Programming and debugging:
Writing code and programming the board only requires MPLAB X IDE, the integrated development environment which can be downloaded for free from the Microchip website: no additional programming tools are needed. MPLAB X IDE is in my view a very simple and intuitive software to use, although it may be a little tricky for a complete newcomer to become familiar with it. In case of need, the coursework by Digilent guides the user through the setup of a standard project, which requires, among other things, setting the configuration bits for the MCU and adding header and C source files. Once you have done that, you can start coding and finally program the board so to see your embedded project come to life.
What I really like about this software is the debugger, which is, in my opinion, an indispensable tool for those who are into embedded systems design: it allows you to follow the execution of your software step by step, one code line at a time. This is really helpful when you are trying to find errors in your code since it lets you understand when exactly things start to go wrong during execution: you can both see how the board behaves and keep track of which registers and variables are updated at each step. I believe this is much better than reading through the code again and again.

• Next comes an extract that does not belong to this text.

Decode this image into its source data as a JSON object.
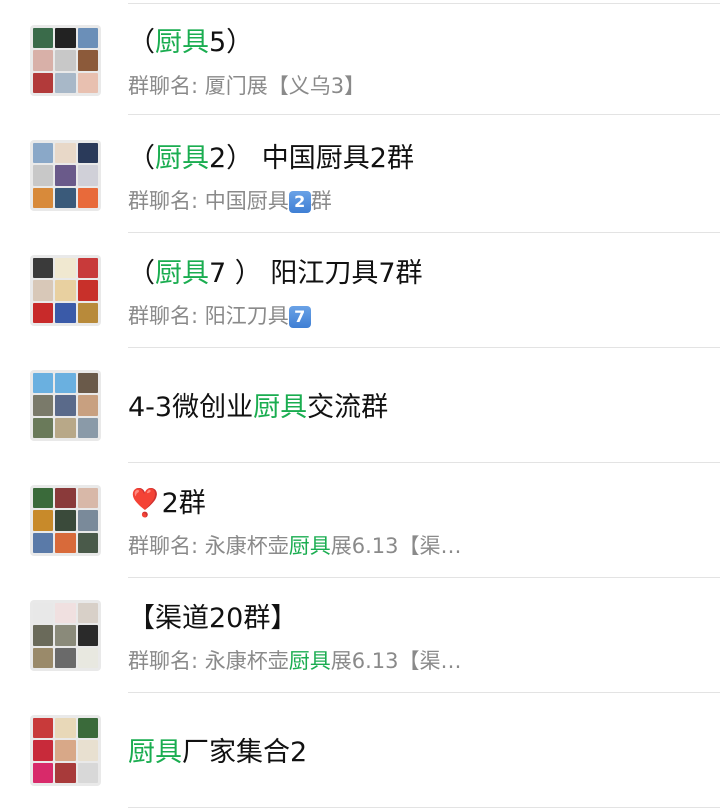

BASYS MX3 is definitely a high-quality tool, suitable for the purpose for which it is intended, that is, for teaching embedded systems. It is compact, tidy, easy to use, and its wide range of on-board peripherals offer oodles of possibilities to explore the capabilities of embedded systems. The large amount of online resources is a key factor in making BASYS MX3 employable by a wide range of users, from learners to more experienced designers. In fact, in my view this board is suitable also for those who are already experienced in embedded systems programming and are looking for a good quality development tool for fast prototyping, without having to set up breadboard circuits and connections: developing a complete embedded system only takes one board and one cable with BASYS MX3.